Pedersen said without it, nothing prevents lawmakers from changing the tax base, such as by eliminating the tax on certain items, thereby deliberately decreasing revenues that are mostly earmarked for schools.
But the chairwoman of Quality Education and Jobs, the committee behind the initiative, doesn’t buy the assertion by McCarthy and others.
“This was part of the misinformation campaign,” she told the Capitol Times.
Pedersen said critics previously claimed that the ballot measure “locks in” the entire sales tax base, but that claim has been disproven by the Arizona Supreme Court, she said.
“It took the Arizona Supreme Court to say, yeah, you’re not reading that correctly… Now, they’ve come up with this idea. I’m still not understanding why this is preventing tax reform,” Pedersen said.
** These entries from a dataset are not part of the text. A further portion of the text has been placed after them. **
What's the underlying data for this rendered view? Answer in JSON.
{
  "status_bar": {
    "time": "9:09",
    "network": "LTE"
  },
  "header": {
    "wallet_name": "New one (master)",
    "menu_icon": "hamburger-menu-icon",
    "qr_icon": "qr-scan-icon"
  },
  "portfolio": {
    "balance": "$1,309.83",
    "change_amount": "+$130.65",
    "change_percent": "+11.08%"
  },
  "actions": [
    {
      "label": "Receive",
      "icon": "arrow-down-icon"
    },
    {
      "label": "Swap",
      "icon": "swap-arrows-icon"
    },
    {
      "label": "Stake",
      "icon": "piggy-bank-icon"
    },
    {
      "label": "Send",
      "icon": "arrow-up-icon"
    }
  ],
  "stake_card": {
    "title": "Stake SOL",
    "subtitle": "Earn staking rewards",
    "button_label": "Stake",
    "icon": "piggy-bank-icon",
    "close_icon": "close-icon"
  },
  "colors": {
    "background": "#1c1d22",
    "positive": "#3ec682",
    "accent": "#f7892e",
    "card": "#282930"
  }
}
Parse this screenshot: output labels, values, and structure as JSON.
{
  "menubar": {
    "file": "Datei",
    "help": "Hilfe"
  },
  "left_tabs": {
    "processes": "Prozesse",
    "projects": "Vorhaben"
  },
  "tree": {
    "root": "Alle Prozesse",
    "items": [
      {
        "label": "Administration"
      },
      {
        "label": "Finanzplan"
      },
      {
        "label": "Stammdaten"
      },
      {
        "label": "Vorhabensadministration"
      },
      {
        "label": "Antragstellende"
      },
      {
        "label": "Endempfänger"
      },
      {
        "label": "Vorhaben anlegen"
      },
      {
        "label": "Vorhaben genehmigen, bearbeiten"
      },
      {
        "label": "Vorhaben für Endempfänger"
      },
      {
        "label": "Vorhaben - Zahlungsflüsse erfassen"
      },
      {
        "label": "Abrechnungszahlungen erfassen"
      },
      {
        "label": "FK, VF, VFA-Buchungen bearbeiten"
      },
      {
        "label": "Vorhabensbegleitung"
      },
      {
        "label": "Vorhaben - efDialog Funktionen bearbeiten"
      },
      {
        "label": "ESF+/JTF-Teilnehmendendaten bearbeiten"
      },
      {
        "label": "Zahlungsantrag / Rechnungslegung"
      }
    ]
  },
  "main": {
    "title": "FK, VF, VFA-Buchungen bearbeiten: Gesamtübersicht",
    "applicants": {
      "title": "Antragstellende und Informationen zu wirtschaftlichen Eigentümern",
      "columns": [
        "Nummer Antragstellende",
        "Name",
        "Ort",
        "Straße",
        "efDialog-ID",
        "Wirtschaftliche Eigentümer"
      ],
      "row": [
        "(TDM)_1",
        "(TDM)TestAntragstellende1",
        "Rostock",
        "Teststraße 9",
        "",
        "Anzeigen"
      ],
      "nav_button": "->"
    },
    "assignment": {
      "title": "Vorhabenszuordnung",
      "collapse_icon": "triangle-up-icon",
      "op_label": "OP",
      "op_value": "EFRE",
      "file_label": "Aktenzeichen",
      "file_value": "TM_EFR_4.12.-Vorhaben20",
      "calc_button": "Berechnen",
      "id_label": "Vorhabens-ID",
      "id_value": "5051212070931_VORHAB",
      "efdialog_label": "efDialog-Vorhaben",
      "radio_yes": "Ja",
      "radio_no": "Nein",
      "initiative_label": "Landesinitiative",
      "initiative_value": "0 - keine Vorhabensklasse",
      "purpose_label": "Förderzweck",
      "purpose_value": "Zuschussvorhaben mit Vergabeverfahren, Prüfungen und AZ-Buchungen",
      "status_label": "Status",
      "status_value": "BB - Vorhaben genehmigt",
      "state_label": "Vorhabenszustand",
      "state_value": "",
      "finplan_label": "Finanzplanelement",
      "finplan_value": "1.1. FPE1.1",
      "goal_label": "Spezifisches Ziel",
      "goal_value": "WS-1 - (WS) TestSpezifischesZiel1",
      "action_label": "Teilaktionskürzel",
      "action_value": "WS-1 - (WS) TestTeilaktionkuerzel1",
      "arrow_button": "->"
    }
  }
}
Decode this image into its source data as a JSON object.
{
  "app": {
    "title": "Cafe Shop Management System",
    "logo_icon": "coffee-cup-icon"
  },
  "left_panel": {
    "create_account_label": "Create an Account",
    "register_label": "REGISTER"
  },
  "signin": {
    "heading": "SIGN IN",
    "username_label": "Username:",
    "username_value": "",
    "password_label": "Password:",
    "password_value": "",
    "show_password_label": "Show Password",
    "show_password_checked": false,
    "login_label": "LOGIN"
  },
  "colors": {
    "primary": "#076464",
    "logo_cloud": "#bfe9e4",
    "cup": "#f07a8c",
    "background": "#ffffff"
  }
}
“If the state wants to broaden the tax base and tax Internet sales, that’s completely allowed by this and in fact was even contemplated when we were drafting this,” she said, adding the issue is “manufactured.”